Love of farming can often be like the love between two people. It can be beautiful, but is oftentimes messy. You share the joy of births but also the sorrow of loss. You celebrate your successes, but you also struggle through the hardships. Some days in farming though, depending on weather, finances, equipment breakdowns, and endless other variables, the struggles can seem to outweigh the successes.
Fortunately, when you have someone as devoted as you are, you have faith that you will be able to clear the multitude of hurdles placed in your path and eventually make a life and a foundation on which future generations will build.
“You don’t farm unless you love it,” says dairy farmer Sam Webber, 25, of Farmington. “You’d be crazy to otherwise.”
His wife Lauren, 22, has the same sentiment. “What other profession do you know of, where you go to work every single day?” she asks. Growing up on a dairy farm in Farmington, she was well-acquainted with the hard work and dedication required to run a farm.
“I always said I was not going to marry a farmer,” she says. “No way, not gonna do it.” She laughs and adds, “My mother said the same thing, and then she married a dairy farmer from Maine.” Lauren’s mother was raised on a dairy farm in New York.
Dairy farming brought Sam and Lauren together, though it took a while. She was just 15 when he came up to her parents’ farm one day to check on a cow that he was keeping there. “My cow had just calved,” he says.
Lauren was doing the feeding that day. “He asked me how Flossie was,” she remembers. “I said, ‘You mean Moses?’ Dad hadn’t known what the cow’s name was, so he just took to calling her Moses. Sam and I argued about what the cow’s name really was.”

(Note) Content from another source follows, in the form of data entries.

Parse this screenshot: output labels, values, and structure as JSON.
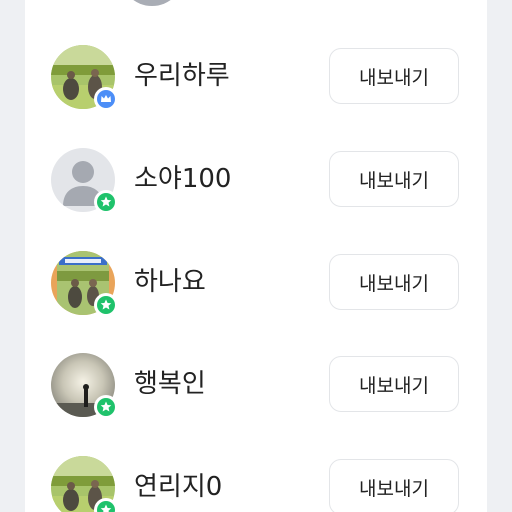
{
  "members": [
    {
      "name": "우리하루",
      "avatar": "photo-field-two-people",
      "badge": "crown-icon",
      "badge_color": "#4c8ef7",
      "button": "내보내기"
    },
    {
      "name": "소야100",
      "avatar": "default-person",
      "badge": "star-icon",
      "badge_color": "#1fc26b",
      "button": "내보내기"
    },
    {
      "name": "하나요",
      "avatar": "photo-field-sign",
      "badge": "star-icon",
      "badge_color": "#1fc26b",
      "button": "내보내기"
    },
    {
      "name": "행복인",
      "avatar": "photo-sunset-silhouette",
      "badge": "star-icon",
      "badge_color": "#1fc26b",
      "button": "내보내기"
    },
    {
      "name": "연리지0",
      "avatar": "photo-field-two-people",
      "badge": "star-icon",
      "badge_color": "#1fc26b",
      "button": "내보내기"
    }
  ]
}
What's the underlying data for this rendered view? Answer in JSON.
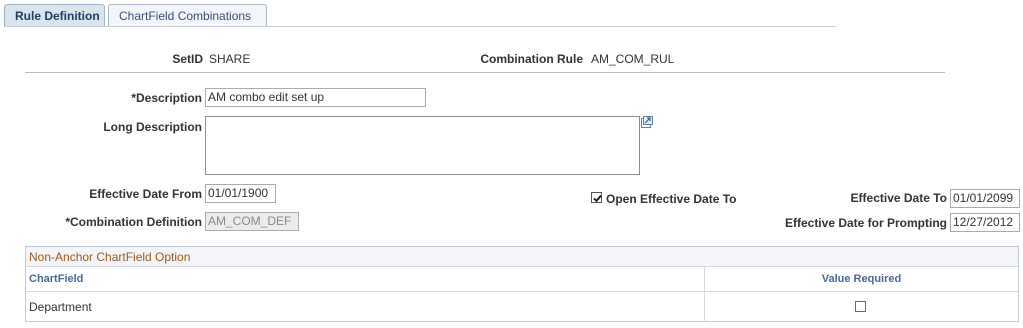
{
  "tabs": [
    {
      "label": "Rule Definition",
      "active": true
    },
    {
      "label": "ChartField Combinations",
      "active": false
    }
  ],
  "header": {
    "setid_label": "SetID",
    "setid_value": "SHARE",
    "combination_rule_label": "Combination Rule",
    "combination_rule_value": "AM_COM_RUL"
  },
  "form": {
    "description_label": "*Description",
    "description_value": "AM combo edit set up",
    "long_description_label": "Long Description",
    "long_description_value": "",
    "effective_date_from_label": "Effective Date From",
    "effective_date_from_value": "01/01/1900",
    "open_effective_date_to_label": "Open Effective Date To",
    "open_effective_date_to_checked": true,
    "effective_date_to_label": "Effective Date To",
    "effective_date_to_value": "01/01/2099",
    "combination_definition_label": "*Combination Definition",
    "combination_definition_value": "AM_COM_DEF",
    "effective_date_prompting_label": "Effective Date for Prompting",
    "effective_date_prompting_value": "12/27/2012"
  },
  "grid": {
    "title": "Non-Anchor ChartField Option",
    "columns": [
      "ChartField",
      "Value Required"
    ],
    "rows": [
      {
        "chartfield": "Department",
        "value_required": false
      }
    ]
  },
  "colors": {
    "grid_title": "#9b5a1a",
    "column_header": "#4b6a91",
    "active_tab_bg": "#d9e4ef"
  },
  "icons": {
    "long_description_expand": "expand-window-icon",
    "open_date_checkbox": "checkbox-checked-icon",
    "value_required_checkbox": "checkbox-unchecked-icon"
  }
}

It would be almost five years before they actually started their romance. He came into the restaurant where she worked one day. As fate would have it, that evening she went with her father to another farm – the farm where Sam happened to be working – and things progressed from there.
Growing up in New Vineyard, Sam’s family raised beef cows, but he saw more potential in dairy and has worked to build his herd and a farm since high school. “I used my graduation money to buy a tedder [a piece of equipment used for haying],” he says. He labored on other area farms through high school and after graduation, collecting knowledge and experience before starting his own operation.
Lauren’s family, the Baileys, milk about 65 cows on an organic farm not far from where she and Sam farm. Before she had her first baby, Lauren would help her parents milk in the morning before heading off to her day job. Now she has two young daughters – Ezamai, 16 months, and Ezailia, 3 months – to bundle up before heading to the barn to help Sam milk at 6 a.m. “I like to work out in the morning, so I get up at about 3. Then I get the girls up at 5:30 to come down here.” Sam helps feed cows and clean the barns up to the Bailey farm during the day.
“I know I have a job every day,” he says of the draw of farming life. “I’m not going to get laid off.”
Sam and Lauren currently milk about 30 cows, though they usually average 43. While they are currently classified as conventional, the couple is transitioning to organic. That means they are getting paid the lower price of conventional milk, while paying the higher price of organic feed. Their cows must be on organic feed for one year, and they must use organic practices on their hay and corn fields for three years before they can be certified organic.
The Webbers pay $600 per ton of grain, which lasts about one week. “One-third of my milk check goes to grain,” Sam says. “Every so often I have to sell my worst cow to get feed for the others. You’ve got to have good feed for you cows. Dairy cows have got to be comfy, and they have good grain to give milk.” Because he was selling off cows to pay for the feed, and he ran into a three-month period when he wasn’t having calves, Sam’s milking numbers went from 48 cows to as low as 25, which meant his milk check was decreasing, while many of his expenses weren’t.
He does not own the farm and barn, where he currently houses and milks his cows. He pays rent and pours money and time and labor into repairing the aging buildings so that his cows are more comfortable and protected from the elements. The Webbers also pay rent on their home, and Sam hays more than 200 acres and grows his own corn, meaning he has bills for equipment and the repairs that come with that equipment.
“I’m in debt up to my ears,” he says. Always looking for the bright side, he adds, “But if I wasn’t spending money on my farm, I’d be spending it on something stupid.”
“Try finding a farm with any land,” Sam says. The farm he currently works has limited open farm land available with it.
“A housing development is going in across the road,” Lauren adds. “We’re going to be hurting when there are no farms left.”
Which is another reason for the Webbers to persevere. As history has a way of repeating itself, there is a good chance their daughters will be farmers. “It’s good to have women farmers. They have that motherly instinct,” Lauren says while feeding calves one morning. Ezamai has already taken an interest. “She moos at them all the time. She has no fear of the cows,” Lauren says, adding that it makes her nervous at times.
1/2 cup baking cocoa
1/2 cup brewed coffee (optional, but it always helps to bring out the chocolate flavor)
2 tablespoons honey
1 teaspoon vanilla